_THE DATA_
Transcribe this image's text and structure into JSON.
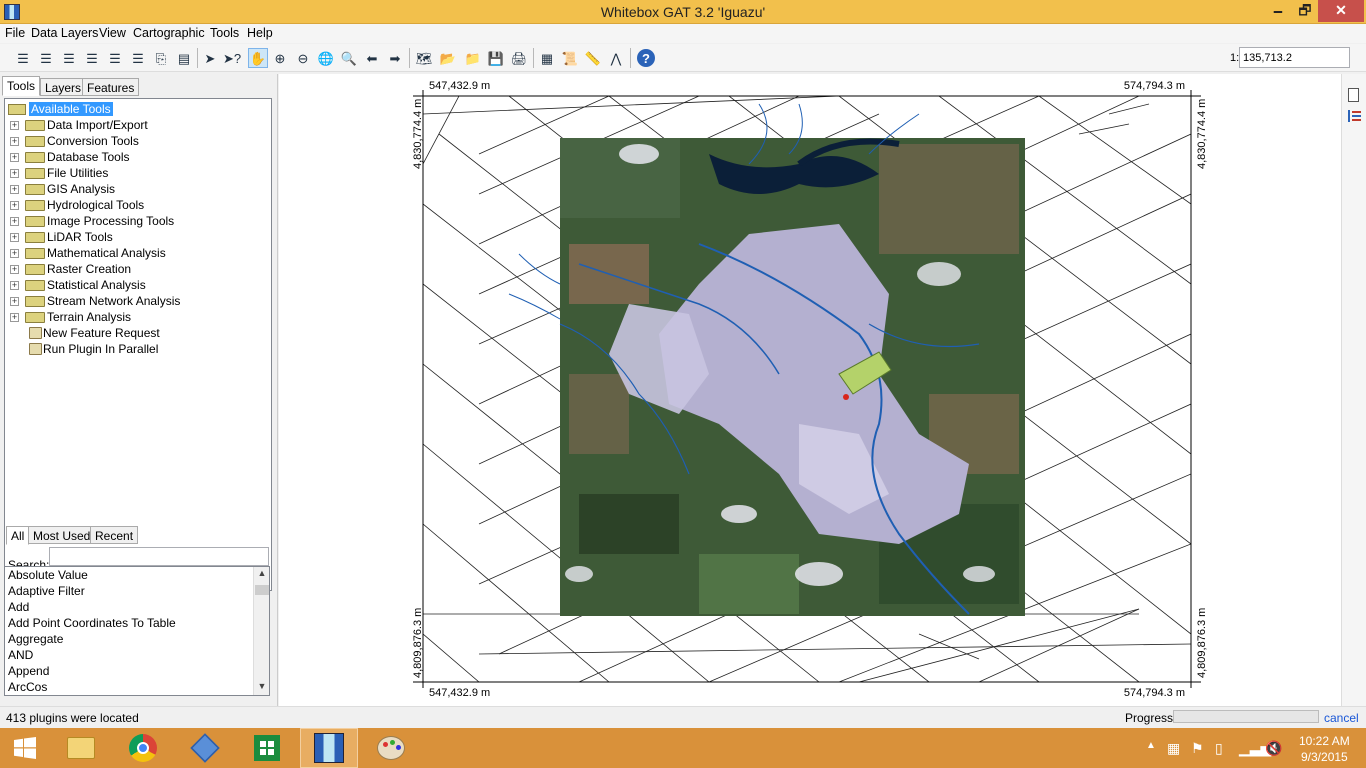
{
  "window": {
    "title": "Whitebox GAT 3.2 'Iguazu'",
    "minimize": "🗕",
    "maximize": "🗗",
    "close": "✕"
  },
  "menu": [
    "File",
    "Data Layers",
    "View",
    "Cartographic",
    "Tools",
    "Help"
  ],
  "toolbar": {
    "icons": [
      "add-layer-icon",
      "remove-layer-icon",
      "layer-up-icon",
      "layer-down-icon",
      "layer-top-icon",
      "layer-bottom-icon",
      "layer-properties-icon",
      "select-icon",
      "select-feature-icon",
      "pan-icon",
      "zoom-in-icon",
      "zoom-out-icon",
      "full-extent-icon",
      "zoom-to-layer-icon",
      "previous-extent-icon",
      "next-extent-icon",
      "new-map-icon",
      "open-map-icon",
      "open-folder-icon",
      "save-icon",
      "print-icon",
      "raster-calculator-icon",
      "scripter-icon",
      "measure-icon",
      "profile-icon",
      "help-icon"
    ],
    "active": "pan-icon",
    "scale_prefix": "1:",
    "scale_value": "135,713.2"
  },
  "left_panel": {
    "tabs": [
      "Tools",
      "Layers",
      "Features"
    ],
    "selected_tab": "Tools",
    "tree": {
      "root": "Available Tools",
      "folders": [
        "Data Import/Export",
        "Conversion Tools",
        "Database Tools",
        "File Utilities",
        "GIS Analysis",
        "Hydrological Tools",
        "Image Processing Tools",
        "LiDAR Tools",
        "Mathematical Analysis",
        "Raster Creation",
        "Statistical Analysis",
        "Stream Network Analysis",
        "Terrain Analysis"
      ],
      "tools": [
        "New Feature Request",
        "Run Plugin In Parallel"
      ]
    },
    "lower_tabs": [
      "All",
      "Most Used",
      "Recent"
    ],
    "selected_lower_tab": "All",
    "search_label": "Search:",
    "search_value": "",
    "list_items": [
      "Absolute Value",
      "Adaptive Filter",
      "Add",
      "Add Point Coordinates To Table",
      "Aggregate",
      "AND",
      "Append",
      "ArcCos"
    ]
  },
  "map": {
    "top_left_x": "547,432.9 m",
    "top_right_x": "574,794.3 m",
    "bottom_left_x": "547,432.9 m",
    "bottom_right_x": "574,794.3 m",
    "left_top_y": "4,830,774.4 m",
    "left_bottom_y": "4,809,876.3 m",
    "right_top_y": "4,830,774.4 m",
    "right_bottom_y": "4,809,876.3 m",
    "image_colors": {
      "urban": "#b4b0d0",
      "vegetation": "#3e5a37",
      "bare": "#a0705c",
      "river": "#1f5fb3",
      "lake": "#0b1f38",
      "highlight": "#b4d26a",
      "marker": "#d9251c"
    }
  },
  "right_strip": {
    "icons": [
      "new-document-icon",
      "legend-icon"
    ]
  },
  "status": {
    "message": "413 plugins were located",
    "progress_label": "Progress",
    "progress_fraction": 0,
    "cancel": "cancel"
  },
  "taskbar": {
    "apps": [
      "start-icon",
      "file-explorer-icon",
      "chrome-icon",
      "virtualbox-icon",
      "store-icon",
      "whitebox-icon",
      "paint-icon"
    ],
    "active": "whitebox-icon",
    "time": "10:22 AM",
    "date": "9/3/2015"
  }
}
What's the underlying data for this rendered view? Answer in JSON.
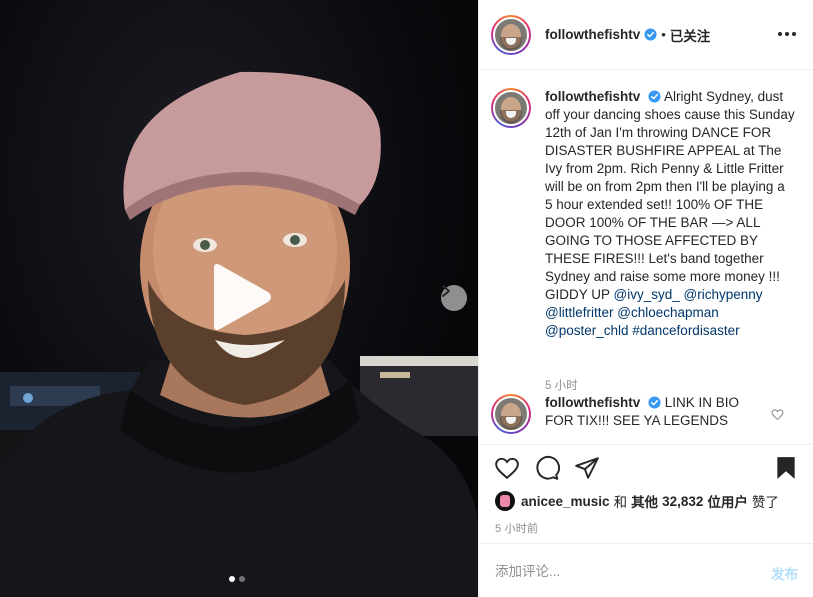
{
  "header": {
    "username": "followthefishtv",
    "separator": "•",
    "follow_status": "已关注"
  },
  "caption": {
    "username": "followthefishtv",
    "text": "Alright Sydney, dust off your dancing shoes cause this Sunday 12th of Jan I'm throwing DANCE FOR DISASTER BUSHFIRE APPEAL at The Ivy from 2pm. Rich Penny & Little Fritter will be on from 2pm then I'll be playing a 5 hour extended set!! 100% OF THE DOOR 100% OF THE BAR —> ALL GOING TO THOSE AFFECTED BY THESE FIRES!!! Let's band together Sydney and raise some more money !!! GIDDY UP",
    "mentions": [
      "@ivy_syd_",
      "@richypenny",
      "@littlefritter",
      "@chloechapman",
      "@poster_chld",
      "#dancefordisaster"
    ],
    "time": "5 小时"
  },
  "reply": {
    "username": "followthefishtv",
    "text": "LINK IN BIO FOR TIX!!! SEE YA LEGENDS"
  },
  "likes": {
    "username": "anicee_music",
    "and": "和",
    "others_label": "其他",
    "count": "32,832",
    "suffix": "位用户",
    "liked": "赞了"
  },
  "post_time": "5 小时前",
  "comment_box": {
    "placeholder": "添加评论...",
    "post_label": "发布"
  },
  "media": {
    "carousel_count": 2,
    "carousel_active": 0
  },
  "icons": {
    "play": "play-icon",
    "next": "chevron-right-icon",
    "more": "more-horizontal-icon",
    "verified": "verified-badge-icon",
    "like": "heart-icon",
    "comment": "comment-icon",
    "share": "share-icon",
    "save": "bookmark-icon"
  },
  "colors": {
    "verified": "#3897f0",
    "link": "#00376b",
    "post_disabled": "#b2dffc",
    "muted": "#8e8e8e"
  }
}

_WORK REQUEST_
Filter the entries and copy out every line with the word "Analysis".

_ANSWER SECTION_
        "GIS Analysis",
        "Mathematical Analysis",
        "Statistical Analysis",
        "Stream Network Analysis",
        "Terrain Analysis"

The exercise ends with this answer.